  the only possible dissapointment is that I was looking forward to picturing Pokemon throughout the story again  Wink

  Finally, what's wrong with prostitutes? Really?
Logged

"Mallville - A Journal of the Zombie Apocalypse"
http://mallvillestory.blogspot.com
Heradel
Bill Peters, EP Assistant
Hipparch
******
Posts: 2938


Part-Time Psychopomp.


« Reply #14 on: July 02, 2008, 07:50:24 PM »

The prostitution subtopic was split off and placed here.
Logged

I Twitter. I also occasionally blog on the Escape Pod blog, which if you're here you shouldn't have much trouble finding.
birdless
Lochage
*****
Posts: 581


Five is right out.


« Reply #15 on: July 02, 2008, 10:32:42 PM »

A very solid, well-written story! I think this would rank in my top ten of the entire Escape Artist productions, probably top five. It had such a 'classic fable' feel to it, like i should have heard this story in my youth... <edit> er, younger youth... much younger youth.

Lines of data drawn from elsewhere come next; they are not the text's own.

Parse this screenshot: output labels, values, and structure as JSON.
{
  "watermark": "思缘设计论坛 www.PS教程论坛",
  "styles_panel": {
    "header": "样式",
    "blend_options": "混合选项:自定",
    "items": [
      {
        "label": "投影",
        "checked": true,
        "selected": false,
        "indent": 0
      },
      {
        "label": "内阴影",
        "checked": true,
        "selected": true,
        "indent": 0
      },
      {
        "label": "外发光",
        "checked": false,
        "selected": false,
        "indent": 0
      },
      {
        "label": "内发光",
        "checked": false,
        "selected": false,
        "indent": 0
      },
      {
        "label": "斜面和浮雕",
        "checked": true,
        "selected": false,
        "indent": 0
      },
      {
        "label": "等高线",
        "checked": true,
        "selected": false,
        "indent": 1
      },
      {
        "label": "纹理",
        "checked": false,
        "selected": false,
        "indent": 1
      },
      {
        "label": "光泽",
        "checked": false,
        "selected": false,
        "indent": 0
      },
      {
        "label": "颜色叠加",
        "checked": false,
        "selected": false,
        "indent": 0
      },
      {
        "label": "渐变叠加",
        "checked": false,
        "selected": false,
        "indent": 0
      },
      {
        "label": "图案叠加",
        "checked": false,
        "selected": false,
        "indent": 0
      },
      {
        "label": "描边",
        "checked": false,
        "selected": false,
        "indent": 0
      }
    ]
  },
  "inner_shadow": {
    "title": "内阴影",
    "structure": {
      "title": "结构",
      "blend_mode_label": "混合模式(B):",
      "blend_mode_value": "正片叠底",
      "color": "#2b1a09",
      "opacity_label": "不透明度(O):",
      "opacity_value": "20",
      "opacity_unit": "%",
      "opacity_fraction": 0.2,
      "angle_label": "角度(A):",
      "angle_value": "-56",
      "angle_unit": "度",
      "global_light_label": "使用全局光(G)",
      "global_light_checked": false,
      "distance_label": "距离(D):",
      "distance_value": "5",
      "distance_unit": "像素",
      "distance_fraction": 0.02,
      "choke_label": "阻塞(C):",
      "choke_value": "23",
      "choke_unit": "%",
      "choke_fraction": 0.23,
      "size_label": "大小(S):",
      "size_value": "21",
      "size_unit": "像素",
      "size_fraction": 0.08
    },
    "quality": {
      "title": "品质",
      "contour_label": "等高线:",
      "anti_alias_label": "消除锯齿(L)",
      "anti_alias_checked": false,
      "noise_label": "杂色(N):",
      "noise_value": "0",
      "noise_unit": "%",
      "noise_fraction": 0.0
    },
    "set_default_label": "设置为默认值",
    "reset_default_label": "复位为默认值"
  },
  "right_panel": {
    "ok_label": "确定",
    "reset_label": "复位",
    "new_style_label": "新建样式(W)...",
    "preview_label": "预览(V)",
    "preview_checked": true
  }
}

Tongue
« Last Edit: July 02, 2008, 10:35:53 PM by birdless » Logged
Kaa
Hipparch
******
Posts: 613


Trusst in me, jusst in me.


WWW
« Reply #16 on: July 02, 2008, 11:36:24 PM »

I liked this one a lot, as well.  There's something satisfying about playing strictly within the rules and yet completely overturning them, at the same time, while simultaneously trapping a god into doing your bidding.

And I, too, enjoyed the reading.  More him. Smiley
Logged

I invent imaginary people and make them have conversations in my head. I also write.

About writing || About Atheism and Skepticism (mostly) || About Everything Else
Swamp
Hipparch
******
Posts: 2227



WWW
« Reply #17 on: July 03, 2008, 12:49:34 PM »

I just listened to this again (I ususlly don't do that).

The coda also didn't bother me -- I thought it was a nice touch to see what happened after, introduce the grandson, and the closing lines couldn't have been any more perfect.

I agree.  I thought the interaction with the grandson was a great element to the storytelling and did more to enhance it than distract from it.

"How old are you again?  Well, perhaps that's old enough.  Besides if your grandfather didn't corrupt you, who would?"

This and other moments made me laugh and brought great perspective to the story at the end.
Logged

Facehuggers don't have heads!

Come with me and Journey Into... another fun podcast
Yossarian's grandson
Palmer
**
Posts: 47


Wisdom is knowing when to jump


« Reply #18 on: July 03, 2008, 01:00:50 PM »

I really loved this story, it's by far my favourite PC-story so far! The writing was good, the story had a nice pace to it and the reading really did the whole thing justice.
What I liked most about the story is the way it captured the Indian way of looking at life. Resigned and fatalistic (re the fact that all fates are decided in advance), but also gentle and with much humour.

For some reason I feel the need to write down my only gripe (maybe because an review that is only positive seems to be partial), namely the coda. Too much, too soppy. That's all.
Logged
Sandikal
Matross
****
Posts: 287


« Reply #19 on: July 04, 2008, 06:43:25 PM »

Yeah!  Myth and fable in a modern setting!  This is what I want in a fantasy. 
Logged
Pages: [1] 2  All
  Print  
 
Jump to:  

Powered by MySQL Powered by PHP Powered by SMF 1.1.21 | SMF © 2015, Simple Machines Valid XHTML 1.0! Valid CSS!